We are expanding our portfolio beyond pharmaceutical solutions and launching into medical devices and digital solutions within our area of expertise. We have micro-catheters and micro-guide wiring. The idea is to move from diagnostics to theragnostics.
EF: How do you see collaborations developing in Latin America and Brazil?
AC: Integration requires collaboration because no stakeholder can accomplish everything independently. Big companies have broad portfolios, but they cannot produce all the needed products. An example of a collaboration we have is with an external partner that analyses MRI images. The start-up brings the corporation's software, knowledge, expertise, and clinical trials. We bring access to radiological centres. With this collaboration, we can offer solutions to our customers and have more people getting an early diagnosis.
We have several collaborations with global and local partners to give more diagnostic solutions. Locally we work with various companies that produce scanners and other products. We partner with all these companies to offer solutions to their customers and our patients. There are clinical, financial, training, protocols, and economic sides to a collaboration with customers. We can share risks and rewards using different effective business models within our partnerships. Collaborators should keep the value of their products in mind instead of the price. If all the involved stakeholders do their best in their roles and tasks, the patient and collaborators benefit economically.

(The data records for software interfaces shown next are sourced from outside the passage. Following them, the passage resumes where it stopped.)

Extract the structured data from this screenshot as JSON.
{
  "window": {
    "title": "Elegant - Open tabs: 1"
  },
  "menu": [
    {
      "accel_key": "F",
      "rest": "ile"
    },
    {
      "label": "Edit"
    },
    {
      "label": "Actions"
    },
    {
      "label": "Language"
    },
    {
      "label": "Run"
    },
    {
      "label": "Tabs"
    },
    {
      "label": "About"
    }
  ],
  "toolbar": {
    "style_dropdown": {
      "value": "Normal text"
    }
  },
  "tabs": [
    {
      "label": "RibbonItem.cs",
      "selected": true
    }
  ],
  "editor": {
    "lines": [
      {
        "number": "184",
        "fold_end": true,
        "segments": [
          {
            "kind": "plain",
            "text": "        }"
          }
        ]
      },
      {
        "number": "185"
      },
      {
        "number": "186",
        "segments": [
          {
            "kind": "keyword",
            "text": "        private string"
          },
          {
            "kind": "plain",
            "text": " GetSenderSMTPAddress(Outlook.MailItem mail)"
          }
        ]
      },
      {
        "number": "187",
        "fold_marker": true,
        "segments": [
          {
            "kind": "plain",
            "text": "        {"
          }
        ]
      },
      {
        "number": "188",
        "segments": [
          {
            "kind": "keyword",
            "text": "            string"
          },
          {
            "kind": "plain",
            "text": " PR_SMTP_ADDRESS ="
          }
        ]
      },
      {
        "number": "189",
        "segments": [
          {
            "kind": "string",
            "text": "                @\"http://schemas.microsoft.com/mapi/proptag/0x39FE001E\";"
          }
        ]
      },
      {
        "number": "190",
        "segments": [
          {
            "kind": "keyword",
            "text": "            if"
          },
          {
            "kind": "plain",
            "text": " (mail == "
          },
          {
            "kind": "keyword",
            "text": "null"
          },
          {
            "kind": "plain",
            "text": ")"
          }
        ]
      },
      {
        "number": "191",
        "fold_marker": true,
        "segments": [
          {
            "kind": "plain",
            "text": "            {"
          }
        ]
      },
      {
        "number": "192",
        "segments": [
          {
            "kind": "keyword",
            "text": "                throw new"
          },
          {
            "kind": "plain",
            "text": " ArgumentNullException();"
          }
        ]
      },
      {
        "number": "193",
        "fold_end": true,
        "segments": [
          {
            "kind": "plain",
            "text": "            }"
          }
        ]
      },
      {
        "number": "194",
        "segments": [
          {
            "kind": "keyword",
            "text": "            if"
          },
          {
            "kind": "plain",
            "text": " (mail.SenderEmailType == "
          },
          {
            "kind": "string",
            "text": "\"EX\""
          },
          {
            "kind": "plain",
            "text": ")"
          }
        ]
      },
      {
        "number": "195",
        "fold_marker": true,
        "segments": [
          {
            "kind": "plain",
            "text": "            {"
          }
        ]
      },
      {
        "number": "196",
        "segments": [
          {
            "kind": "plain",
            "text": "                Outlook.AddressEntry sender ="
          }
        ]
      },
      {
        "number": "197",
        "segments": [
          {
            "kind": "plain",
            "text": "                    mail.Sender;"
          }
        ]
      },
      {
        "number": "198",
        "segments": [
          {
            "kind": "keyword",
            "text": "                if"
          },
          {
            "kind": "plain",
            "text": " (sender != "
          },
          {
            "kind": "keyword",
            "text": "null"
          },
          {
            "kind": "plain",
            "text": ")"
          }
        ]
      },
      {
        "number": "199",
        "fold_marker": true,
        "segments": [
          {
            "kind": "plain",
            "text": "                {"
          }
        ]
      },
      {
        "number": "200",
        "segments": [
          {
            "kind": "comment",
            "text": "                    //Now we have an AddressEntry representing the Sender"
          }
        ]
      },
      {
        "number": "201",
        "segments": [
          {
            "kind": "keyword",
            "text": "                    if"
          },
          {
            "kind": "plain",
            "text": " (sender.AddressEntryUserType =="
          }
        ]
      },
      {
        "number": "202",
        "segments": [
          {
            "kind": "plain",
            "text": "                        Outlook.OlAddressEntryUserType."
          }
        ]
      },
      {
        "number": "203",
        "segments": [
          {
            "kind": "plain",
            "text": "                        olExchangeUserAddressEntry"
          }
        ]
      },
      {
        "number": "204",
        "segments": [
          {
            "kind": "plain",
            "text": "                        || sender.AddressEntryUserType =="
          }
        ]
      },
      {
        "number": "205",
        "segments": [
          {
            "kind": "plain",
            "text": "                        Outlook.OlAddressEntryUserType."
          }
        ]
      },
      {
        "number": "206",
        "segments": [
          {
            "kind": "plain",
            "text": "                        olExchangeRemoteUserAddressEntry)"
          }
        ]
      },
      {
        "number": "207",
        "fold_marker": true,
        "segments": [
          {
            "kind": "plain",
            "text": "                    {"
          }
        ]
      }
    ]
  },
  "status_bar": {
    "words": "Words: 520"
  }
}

Competing companies get into alliances in the pharmaceutical industry because no company can implement all the integrated tasks and challenges and develop all the required products by themselves. It is crucial to integrate instead of being conflictive.
EF: What would you like to be remembered for five years from today?
AC: Personally, the answer changes as I go through different phases of life. I have been in the pharmaceutical industry for 30 years now and would like to be remembered as the person who helped the market be integrative, collaborative, and more sustainable. Presently the system is divided and conflicted. Being transparent and honest with all the relevant stakeholders will smoothen the transformation. Integration within the industry is evolving, and I would like to contribute to and be a part of it. Looking back five years from now and seeing our growth and evolution would be incredible. I would also like to see the development of Guerbet's reputation increasing on the market.